◆ **Exercise**
Make an exact copy of all the data, pictures excluded.

Website and app data records:
■ ■ ■ ■
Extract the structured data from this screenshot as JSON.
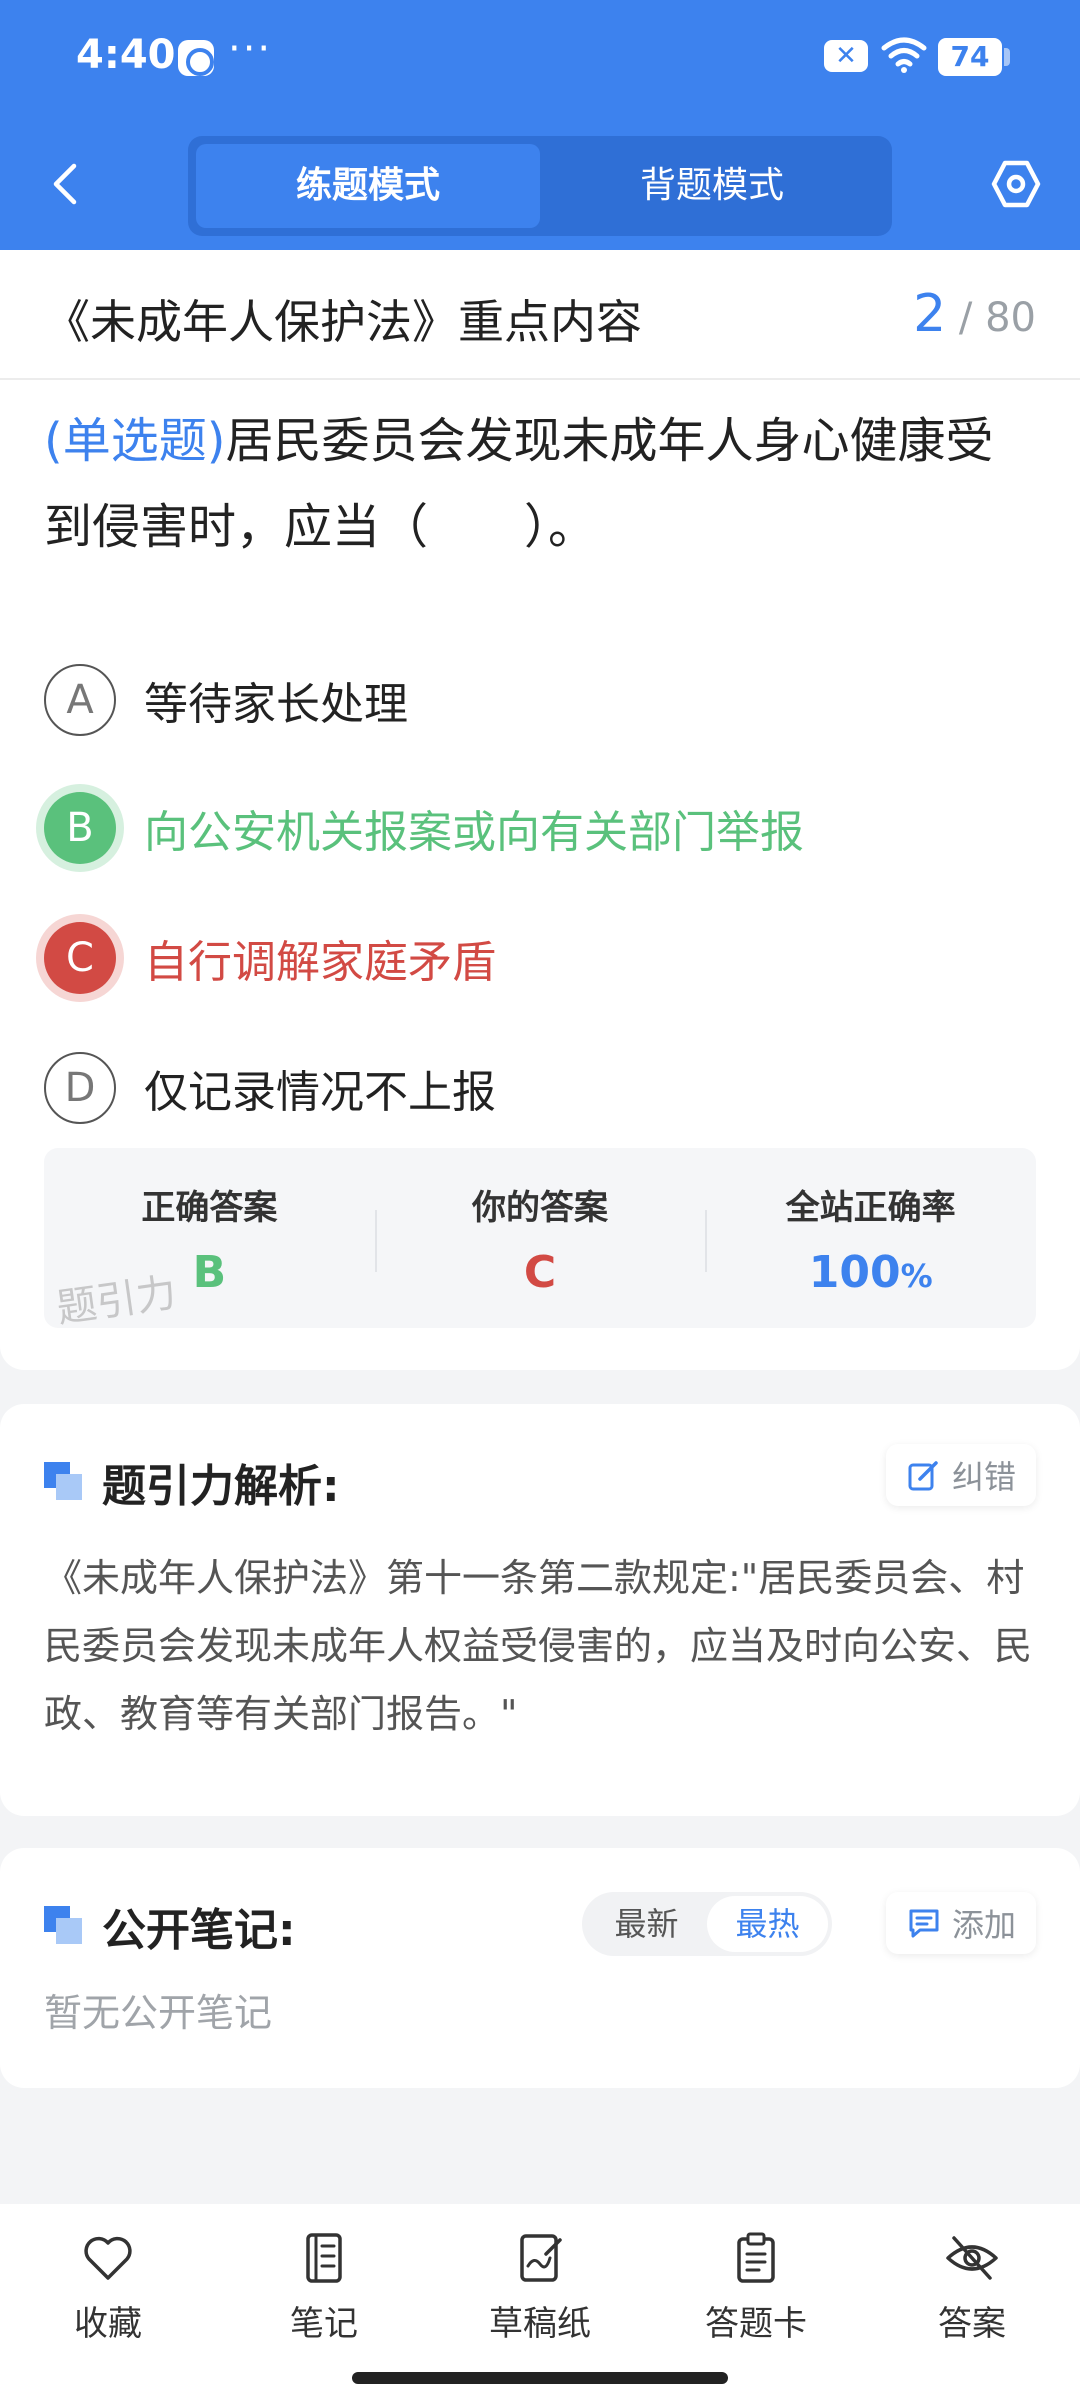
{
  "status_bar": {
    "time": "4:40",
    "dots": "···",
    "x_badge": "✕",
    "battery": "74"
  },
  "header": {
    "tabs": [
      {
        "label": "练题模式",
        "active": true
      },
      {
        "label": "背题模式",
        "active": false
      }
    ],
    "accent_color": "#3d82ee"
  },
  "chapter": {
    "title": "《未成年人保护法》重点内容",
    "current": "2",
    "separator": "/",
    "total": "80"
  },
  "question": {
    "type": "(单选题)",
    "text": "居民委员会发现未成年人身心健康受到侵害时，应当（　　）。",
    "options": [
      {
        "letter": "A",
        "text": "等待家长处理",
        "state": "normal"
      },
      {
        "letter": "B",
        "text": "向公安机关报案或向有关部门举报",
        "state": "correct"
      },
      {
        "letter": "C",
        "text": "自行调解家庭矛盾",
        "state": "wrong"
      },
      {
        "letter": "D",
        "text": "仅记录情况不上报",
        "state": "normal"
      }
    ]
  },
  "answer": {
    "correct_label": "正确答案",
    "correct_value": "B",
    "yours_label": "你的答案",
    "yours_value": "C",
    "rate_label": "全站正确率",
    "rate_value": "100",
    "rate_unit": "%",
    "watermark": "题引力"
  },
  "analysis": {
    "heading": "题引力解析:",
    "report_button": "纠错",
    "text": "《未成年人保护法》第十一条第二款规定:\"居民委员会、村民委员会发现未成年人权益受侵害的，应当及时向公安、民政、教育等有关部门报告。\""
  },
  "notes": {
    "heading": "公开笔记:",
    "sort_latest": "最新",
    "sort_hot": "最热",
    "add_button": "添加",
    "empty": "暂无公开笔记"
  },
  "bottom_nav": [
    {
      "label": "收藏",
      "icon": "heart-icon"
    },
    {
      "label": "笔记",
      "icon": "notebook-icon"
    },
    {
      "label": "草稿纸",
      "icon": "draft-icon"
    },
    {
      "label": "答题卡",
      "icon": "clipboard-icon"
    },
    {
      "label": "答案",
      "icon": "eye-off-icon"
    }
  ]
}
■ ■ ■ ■
◆ **Answer to this problem**
Extract the structured data from this screenshot as JSON.
{
  "status_bar": {
    "time": "4:40",
    "dots": "···",
    "x_badge": "✕",
    "battery": "74"
  },
  "header": {
    "tabs": [
      {
        "label": "练题模式",
        "active": true
      },
      {
        "label": "背题模式",
        "active": false
      }
    ],
    "accent_color": "#3d82ee"
  },
  "chapter": {
    "title": "《未成年人保护法》重点内容",
    "current": "2",
    "separator": "/",
    "total": "80"
  },
  "question": {
    "type": "(单选题)",
    "text": "居民委员会发现未成年人身心健康受到侵害时，应当（　　）。",
    "options": [
      {
        "letter": "A",
        "text": "等待家长处理",
        "state": "normal"
      },
      {
        "letter": "B",
        "text": "向公安机关报案或向有关部门举报",
        "state": "correct"
      },
      {
        "letter": "C",
        "text": "自行调解家庭矛盾",
        "state": "wrong"
      },
      {
        "letter": "D",
        "text": "仅记录情况不上报",
        "state": "normal"
      }
    ]
  },
  "answer": {
    "correct_label": "正确答案",
    "correct_value": "B",
    "yours_label": "你的答案",
    "yours_value": "C",
    "rate_label": "全站正确率",
    "rate_value": "100",
    "rate_unit": "%",
    "watermark": "题引力"
  },
  "analysis": {
    "heading": "题引力解析:",
    "report_button": "纠错",
    "text": "《未成年人保护法》第十一条第二款规定:\"居民委员会、村民委员会发现未成年人权益受侵害的，应当及时向公安、民政、教育等有关部门报告。\""
  },
  "notes": {
    "heading": "公开笔记:",
    "sort_latest": "最新",
    "sort_hot": "最热",
    "add_button": "添加",
    "empty": "暂无公开笔记"
  },
  "bottom_nav": [
    {
      "label": "收藏",
      "icon": "heart-icon"
    },
    {
      "label": "笔记",
      "icon": "notebook-icon"
    },
    {
      "label": "草稿纸",
      "icon": "draft-icon"
    },
    {
      "label": "答题卡",
      "icon": "clipboard-icon"
    },
    {
      "label": "答案",
      "icon": "eye-off-icon"
    }
  ]
}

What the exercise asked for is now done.